If our society should go to smash tomorrow (which, as Joyce implies, it may) one could find all the pieces, together with the forces that broke them, in Finnegans Wake. The book is a kind of terminal moraine in which lie buried all the myths, programmes, slogans, hopes, prayers, tools, educational theories, and theological bric-a-brac of the past millenium. And here, too, we will find the love that reanimates this debris . . . Through notes that finally become tuneable to our ears, we hear James Joyce uttering his resilient, all-enjoying, all-animating ‘Yes’, the Yes of things to come, a Yes from beyond every zone of disillusionment, such as few have had the heart to utter.
–Joseph Campbell, A Skeleton Key
I would only like to know have I been strichnine by my illnest white wresting under my warm Coverlyette that I am as they say in my neightive land ‘out of the mind gone out’ and unable to combprehen that which is clear or is there really in your work some ass pecked that is Uncle Lear?
–Vladimir Dixon, from “Our Exagmination Round his Factification for Incaminaton of Work in Progress”
My God, what a clumsy olla putrida James Joyce is! Nothing but old fags and cabbage-stumps of quotations from the Bible and the rest, stewed in the juice of deliberate journalistic dirty-mindedness — what old and hard-worked staleness, masquerading as the all-new!
–DH Lawrence on “Work in Progress.” (Later Finnegans Wake.)
Ulysses towers over the rest of Joyce’s writings, and in comparison to its noble originality and unique lucidity of thought and style the unfortunate Finnegans Wake is nothing but a formless and dull mass of phony folklore, a cold pudding of a book, a persistent snore in the next room, most aggravating to the insomniac! I am. Moreover, I always detested regional literature full of quaint old-timers and imitated pronunciation. Finnegans Wake’s façade disguises a very conventional and drab tenement house, and only the infrequent snatches of heavenly intonations redeem it from utter insipidity. I know I am going to be excommunicated for this pronouncement.
–Vladimir Nabokov, interview 1967
Joyce might as well, in his last great dense book, have left us twenty pages of possible titles (perhaps he did; I must look again).

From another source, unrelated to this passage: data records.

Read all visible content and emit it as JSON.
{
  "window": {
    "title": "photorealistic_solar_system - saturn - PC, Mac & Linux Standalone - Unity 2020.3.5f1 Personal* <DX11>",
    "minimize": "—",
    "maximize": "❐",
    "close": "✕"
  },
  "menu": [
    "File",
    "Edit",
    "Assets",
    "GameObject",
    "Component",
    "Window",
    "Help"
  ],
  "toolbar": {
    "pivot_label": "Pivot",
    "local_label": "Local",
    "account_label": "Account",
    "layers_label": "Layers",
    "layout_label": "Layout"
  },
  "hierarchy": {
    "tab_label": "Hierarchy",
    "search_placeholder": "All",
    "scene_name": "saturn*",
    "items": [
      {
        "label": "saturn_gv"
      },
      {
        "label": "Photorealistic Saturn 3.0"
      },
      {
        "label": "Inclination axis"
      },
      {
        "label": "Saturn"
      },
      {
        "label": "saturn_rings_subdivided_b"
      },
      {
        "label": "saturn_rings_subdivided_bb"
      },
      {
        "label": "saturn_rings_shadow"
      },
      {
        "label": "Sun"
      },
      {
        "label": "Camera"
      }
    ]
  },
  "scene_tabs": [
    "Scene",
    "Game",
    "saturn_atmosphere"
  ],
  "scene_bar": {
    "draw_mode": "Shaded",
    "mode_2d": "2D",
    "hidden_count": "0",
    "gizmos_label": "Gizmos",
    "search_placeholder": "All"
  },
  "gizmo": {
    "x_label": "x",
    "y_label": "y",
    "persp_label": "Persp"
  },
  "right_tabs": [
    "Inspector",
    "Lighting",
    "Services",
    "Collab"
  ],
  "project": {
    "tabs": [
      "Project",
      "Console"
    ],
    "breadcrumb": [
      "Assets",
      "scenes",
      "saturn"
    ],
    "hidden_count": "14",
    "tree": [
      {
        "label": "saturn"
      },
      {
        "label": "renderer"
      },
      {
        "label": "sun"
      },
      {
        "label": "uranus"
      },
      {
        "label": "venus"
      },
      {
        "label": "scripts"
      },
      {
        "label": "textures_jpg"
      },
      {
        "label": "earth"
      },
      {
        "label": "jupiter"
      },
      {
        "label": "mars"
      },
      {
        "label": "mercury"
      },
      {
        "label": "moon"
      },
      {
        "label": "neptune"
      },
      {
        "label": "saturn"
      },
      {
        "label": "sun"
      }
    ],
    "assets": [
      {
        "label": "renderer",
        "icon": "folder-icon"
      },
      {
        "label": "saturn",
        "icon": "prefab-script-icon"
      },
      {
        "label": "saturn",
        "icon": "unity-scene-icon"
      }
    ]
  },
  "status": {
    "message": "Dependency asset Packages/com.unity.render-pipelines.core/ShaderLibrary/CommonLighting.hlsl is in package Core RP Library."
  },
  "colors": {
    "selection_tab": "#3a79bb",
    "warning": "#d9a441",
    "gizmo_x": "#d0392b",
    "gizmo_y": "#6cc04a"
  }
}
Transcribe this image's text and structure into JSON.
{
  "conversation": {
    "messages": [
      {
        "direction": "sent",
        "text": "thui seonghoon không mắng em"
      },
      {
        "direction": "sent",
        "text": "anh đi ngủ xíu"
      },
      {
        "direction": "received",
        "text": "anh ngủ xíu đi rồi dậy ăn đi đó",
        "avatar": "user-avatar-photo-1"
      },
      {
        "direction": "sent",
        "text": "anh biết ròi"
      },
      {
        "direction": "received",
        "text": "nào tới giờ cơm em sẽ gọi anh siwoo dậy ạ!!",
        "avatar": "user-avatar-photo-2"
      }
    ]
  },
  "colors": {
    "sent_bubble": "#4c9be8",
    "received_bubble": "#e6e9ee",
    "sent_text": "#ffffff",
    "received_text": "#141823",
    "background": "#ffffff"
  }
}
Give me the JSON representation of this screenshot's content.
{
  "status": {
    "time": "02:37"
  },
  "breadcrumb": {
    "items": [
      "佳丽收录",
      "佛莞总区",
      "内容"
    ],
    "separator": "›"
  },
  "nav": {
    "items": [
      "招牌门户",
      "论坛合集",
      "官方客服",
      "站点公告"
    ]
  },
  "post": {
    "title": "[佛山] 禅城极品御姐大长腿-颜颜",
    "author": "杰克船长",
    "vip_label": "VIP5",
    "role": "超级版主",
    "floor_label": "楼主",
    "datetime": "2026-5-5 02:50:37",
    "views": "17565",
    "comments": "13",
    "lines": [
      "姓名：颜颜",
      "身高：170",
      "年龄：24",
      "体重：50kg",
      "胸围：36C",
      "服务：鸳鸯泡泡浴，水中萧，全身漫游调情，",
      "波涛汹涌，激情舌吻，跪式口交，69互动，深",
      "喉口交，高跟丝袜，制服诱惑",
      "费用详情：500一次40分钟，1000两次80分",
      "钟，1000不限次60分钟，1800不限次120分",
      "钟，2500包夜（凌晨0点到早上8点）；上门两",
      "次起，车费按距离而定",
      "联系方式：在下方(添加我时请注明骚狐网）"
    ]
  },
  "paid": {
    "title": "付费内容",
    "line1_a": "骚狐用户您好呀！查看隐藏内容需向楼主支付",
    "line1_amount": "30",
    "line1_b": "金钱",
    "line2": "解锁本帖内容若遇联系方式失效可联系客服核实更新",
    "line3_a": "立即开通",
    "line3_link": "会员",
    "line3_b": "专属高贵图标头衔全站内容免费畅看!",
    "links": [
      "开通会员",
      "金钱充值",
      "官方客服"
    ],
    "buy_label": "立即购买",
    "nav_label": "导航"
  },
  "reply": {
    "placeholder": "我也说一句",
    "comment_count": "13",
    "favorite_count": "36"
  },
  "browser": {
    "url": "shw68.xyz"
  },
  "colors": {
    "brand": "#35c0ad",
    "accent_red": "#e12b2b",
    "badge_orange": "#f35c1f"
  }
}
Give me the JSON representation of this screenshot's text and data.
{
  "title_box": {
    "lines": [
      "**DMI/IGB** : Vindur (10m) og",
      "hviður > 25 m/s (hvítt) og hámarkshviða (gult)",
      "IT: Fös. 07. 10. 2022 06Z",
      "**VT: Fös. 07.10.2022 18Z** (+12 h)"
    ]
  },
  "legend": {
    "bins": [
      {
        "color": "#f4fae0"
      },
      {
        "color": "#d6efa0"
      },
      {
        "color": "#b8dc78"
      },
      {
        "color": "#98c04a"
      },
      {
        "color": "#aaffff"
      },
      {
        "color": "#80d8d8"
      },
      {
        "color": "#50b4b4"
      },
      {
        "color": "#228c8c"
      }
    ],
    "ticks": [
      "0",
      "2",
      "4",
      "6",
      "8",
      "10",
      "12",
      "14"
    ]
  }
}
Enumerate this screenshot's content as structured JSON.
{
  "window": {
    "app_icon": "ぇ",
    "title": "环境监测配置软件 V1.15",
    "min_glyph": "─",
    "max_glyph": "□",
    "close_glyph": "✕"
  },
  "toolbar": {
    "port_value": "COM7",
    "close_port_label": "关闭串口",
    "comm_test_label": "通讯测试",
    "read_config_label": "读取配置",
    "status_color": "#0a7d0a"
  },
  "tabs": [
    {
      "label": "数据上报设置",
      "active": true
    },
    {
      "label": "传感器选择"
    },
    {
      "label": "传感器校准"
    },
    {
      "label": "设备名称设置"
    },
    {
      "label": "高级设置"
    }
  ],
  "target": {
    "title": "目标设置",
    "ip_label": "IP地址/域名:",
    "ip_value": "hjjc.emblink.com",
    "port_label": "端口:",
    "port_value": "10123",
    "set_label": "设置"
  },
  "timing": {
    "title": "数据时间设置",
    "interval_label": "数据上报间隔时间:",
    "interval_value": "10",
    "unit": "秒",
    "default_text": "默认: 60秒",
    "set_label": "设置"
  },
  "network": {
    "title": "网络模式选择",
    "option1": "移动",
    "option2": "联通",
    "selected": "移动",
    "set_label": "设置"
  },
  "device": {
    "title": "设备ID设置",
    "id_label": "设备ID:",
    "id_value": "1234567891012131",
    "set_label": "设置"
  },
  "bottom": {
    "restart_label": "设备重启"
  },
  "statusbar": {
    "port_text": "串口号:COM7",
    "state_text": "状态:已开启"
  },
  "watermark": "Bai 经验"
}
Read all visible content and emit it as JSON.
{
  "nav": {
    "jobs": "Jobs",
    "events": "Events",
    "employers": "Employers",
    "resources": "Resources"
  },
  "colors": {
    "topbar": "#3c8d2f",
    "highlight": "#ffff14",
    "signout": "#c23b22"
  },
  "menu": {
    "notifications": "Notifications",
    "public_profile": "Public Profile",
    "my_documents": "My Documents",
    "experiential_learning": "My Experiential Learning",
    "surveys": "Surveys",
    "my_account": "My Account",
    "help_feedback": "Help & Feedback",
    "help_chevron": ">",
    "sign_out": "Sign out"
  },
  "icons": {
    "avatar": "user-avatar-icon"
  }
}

That James Joyce is indeed a black Irishman, wreaking a vengeance, even wilder than the I.R.A.’s, on the English language from within, invading the territory of its sanitary ego-presumptions with a flood of impure, dark languages flowing from the damned up sources of collective speech, savagely drowning the ego of the traditional speaker and depositing the property of words in everybody, in the total human community of those who speak and have spoken and shall speak.
–Carlos Fuentes, American Review, 1975
- Encyclopedia Britannica
- Joyce entry from Modern World
- Joyce Center in Dublin
- James Joyce Page on Amazon